Kate Halloran

photo of army fatigues and boots

U.S. servicemembers exposed to contaminated water at Camp Lejeune may now file for disability benefits under a new U.S. Department of Veterans Affairs rule. The rule covers seven types of cancer and Parkinson’s disease, and it applies to veterans who served at the North Carolina base or the nearby Marine Corps Air Station New River between Aug. 1, 1953, and Dec. 31, 1987. The VA estimates that more than $2 billion in benefits will be provided to thousands of servicemembers.
 

U.S. servicemembers exposed to contaminated water at Camp Lejeune may now file for disability benefits under a new U.S. Department of Veterans Affairs rule. The rule covers seven types of cancer and Parkinson’s disease, and it applies to veterans who served at the North Carolina base or the nearby Marine Corps Air Station New River between Aug. 1, 1953, and Dec. 31, 1987. The rule creates a “presumption of service connection,” meaning that veterans need to offer only evidence of their medical condition and service at the base to qualify. The VA estimates that more than $2 billion in benefits will be provided to thousands of servicemembers.

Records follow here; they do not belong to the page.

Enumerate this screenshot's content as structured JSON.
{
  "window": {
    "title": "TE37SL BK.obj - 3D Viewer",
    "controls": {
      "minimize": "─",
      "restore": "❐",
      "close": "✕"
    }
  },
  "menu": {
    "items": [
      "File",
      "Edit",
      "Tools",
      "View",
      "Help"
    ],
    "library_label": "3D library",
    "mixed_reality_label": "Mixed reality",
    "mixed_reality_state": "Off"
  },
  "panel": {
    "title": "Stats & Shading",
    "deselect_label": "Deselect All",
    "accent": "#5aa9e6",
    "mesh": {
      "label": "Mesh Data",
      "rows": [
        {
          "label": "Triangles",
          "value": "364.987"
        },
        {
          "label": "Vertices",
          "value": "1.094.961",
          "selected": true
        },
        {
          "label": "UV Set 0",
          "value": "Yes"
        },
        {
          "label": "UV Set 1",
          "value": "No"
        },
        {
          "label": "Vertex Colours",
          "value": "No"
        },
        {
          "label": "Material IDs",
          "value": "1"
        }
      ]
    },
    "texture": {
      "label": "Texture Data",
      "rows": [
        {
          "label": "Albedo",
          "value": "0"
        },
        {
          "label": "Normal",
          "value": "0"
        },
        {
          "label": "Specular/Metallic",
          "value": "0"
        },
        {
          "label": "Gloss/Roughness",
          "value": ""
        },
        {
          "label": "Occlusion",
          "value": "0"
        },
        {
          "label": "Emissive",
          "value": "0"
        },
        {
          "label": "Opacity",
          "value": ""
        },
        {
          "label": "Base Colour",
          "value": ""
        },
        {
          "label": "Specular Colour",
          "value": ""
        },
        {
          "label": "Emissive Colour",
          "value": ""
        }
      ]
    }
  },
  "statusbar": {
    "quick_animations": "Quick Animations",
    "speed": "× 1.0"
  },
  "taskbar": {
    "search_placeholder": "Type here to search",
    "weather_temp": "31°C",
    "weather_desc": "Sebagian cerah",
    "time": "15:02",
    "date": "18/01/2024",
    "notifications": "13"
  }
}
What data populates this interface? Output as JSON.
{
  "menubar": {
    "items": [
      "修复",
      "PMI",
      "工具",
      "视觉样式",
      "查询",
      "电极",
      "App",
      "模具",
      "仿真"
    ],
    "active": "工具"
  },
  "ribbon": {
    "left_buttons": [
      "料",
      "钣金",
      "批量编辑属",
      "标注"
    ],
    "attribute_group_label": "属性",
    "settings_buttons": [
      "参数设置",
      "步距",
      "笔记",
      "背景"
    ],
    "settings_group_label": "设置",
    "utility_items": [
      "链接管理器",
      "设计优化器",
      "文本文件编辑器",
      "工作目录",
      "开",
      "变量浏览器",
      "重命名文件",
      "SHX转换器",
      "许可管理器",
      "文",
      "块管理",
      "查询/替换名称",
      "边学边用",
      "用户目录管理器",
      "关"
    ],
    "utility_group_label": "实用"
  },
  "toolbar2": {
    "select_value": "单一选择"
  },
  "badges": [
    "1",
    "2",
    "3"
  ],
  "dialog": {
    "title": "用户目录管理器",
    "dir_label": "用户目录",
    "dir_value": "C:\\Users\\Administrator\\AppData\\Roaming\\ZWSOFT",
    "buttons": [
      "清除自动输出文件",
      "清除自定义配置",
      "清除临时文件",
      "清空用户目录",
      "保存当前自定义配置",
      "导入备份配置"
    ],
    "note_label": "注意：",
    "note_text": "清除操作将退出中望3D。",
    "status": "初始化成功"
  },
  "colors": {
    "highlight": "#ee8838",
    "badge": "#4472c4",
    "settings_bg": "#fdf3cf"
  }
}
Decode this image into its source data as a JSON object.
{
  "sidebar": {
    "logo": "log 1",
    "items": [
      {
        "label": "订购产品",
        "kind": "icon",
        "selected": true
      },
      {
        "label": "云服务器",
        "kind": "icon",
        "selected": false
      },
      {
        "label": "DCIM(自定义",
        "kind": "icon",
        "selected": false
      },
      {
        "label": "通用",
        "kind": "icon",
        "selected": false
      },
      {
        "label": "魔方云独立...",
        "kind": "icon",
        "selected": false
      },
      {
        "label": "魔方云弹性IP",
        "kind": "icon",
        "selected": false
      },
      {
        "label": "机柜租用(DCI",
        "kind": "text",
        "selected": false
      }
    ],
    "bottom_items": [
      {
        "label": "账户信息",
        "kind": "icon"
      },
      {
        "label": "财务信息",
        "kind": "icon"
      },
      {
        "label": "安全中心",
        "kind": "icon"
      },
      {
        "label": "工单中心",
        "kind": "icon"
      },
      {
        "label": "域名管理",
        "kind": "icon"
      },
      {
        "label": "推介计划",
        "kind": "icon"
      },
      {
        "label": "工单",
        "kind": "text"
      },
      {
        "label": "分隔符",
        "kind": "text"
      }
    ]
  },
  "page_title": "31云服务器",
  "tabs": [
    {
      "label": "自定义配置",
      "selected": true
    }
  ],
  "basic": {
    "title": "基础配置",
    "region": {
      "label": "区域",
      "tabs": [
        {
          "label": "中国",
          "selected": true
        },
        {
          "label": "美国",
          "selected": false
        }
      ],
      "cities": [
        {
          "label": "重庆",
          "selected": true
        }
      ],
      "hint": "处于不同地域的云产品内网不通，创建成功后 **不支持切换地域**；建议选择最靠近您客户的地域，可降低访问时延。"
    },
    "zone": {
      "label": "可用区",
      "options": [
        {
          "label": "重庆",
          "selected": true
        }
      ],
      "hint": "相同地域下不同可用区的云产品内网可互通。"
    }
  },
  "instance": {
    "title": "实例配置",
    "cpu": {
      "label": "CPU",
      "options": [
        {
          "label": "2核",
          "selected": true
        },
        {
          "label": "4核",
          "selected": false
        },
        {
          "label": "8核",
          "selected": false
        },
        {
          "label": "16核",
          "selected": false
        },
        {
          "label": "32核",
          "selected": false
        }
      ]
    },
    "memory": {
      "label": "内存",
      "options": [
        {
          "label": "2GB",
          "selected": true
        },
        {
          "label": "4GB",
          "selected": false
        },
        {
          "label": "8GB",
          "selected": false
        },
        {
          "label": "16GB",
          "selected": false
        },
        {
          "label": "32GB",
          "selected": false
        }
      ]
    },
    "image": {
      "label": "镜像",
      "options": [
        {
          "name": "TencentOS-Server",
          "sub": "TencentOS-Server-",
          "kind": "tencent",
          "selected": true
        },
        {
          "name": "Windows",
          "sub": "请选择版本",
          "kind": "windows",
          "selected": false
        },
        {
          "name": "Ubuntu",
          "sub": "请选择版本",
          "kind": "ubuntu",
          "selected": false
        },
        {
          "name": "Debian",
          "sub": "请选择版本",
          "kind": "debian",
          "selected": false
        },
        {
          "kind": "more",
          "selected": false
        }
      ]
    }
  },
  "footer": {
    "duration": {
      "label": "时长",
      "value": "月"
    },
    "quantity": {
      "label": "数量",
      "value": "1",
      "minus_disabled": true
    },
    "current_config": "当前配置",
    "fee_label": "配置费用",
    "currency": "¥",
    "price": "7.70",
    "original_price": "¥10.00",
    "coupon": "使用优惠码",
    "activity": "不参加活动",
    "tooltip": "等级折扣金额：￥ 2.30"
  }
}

In the early 1980s, contaminated drinking water was discovered on the base. Tests revealed levels in the drinking water supply above federal standards for several volatile organic compounds, including perchloroethylene (PCE) and tetrachloroethylene (TCE)—industrial solvents primarily used in dry cleaning—as well as benzene and vinyl chloride. Maximum levels for PCE and TCE in drinking water are five parts per billion (ppb). The measured levels at Camp Lejeune in 1982 were as high as 100 ppb and 1400 ppb, respectively. The contamination came from on-base activities and a nearby dry cleaning business, and it affected water supplies for housing, administrative, recreational, and hospital facilities. The U.S. Department of Health and Human Services’ Agency for Toxic Substances and Disease Registry assessed the chemicals’ public health impact on the base and found enough evidence to support a connection between exposure and the covered diseases.

The Honoring America’s Veterans and Caring for Camp Lejeune Families Act of 2012 provides free health care for servicemembers and family members injured by the contaminated water and covers 15 illnesses, but it did not include disability benefits. The new rule applies to disability benefits and covers eight conditions: adult leukemia, aplastic anemia and other myelodysplastic syndromes, bladder cancer, kidney cancer, liver cancer, multiple myeloma, non-Hodgkin lymphoma, and Parkinson’s disease. Active duty, reserve, or National Guard servicemembers who served for at least 30 days, consecutively or not, are “presumed to have incurred or aggravated” their condition as part of their active military service, allowing them to claim VA disability benefits. Servicemembers suffering from a condition not included in the rule who believe their exposure to the contaminated water caused their condition may apply for benefits on a case-by-case basis.

In a press release about the rule, Secretary of Veterans Affairs David Shulkin said, “Establishing these presumptions is a demonstration of our commitment to care for those who have served our nation and have been exposed to harm as a result of that service. The Camp Lejeune presumptions will make it easier for those veterans to receive the care and benefits they earned.”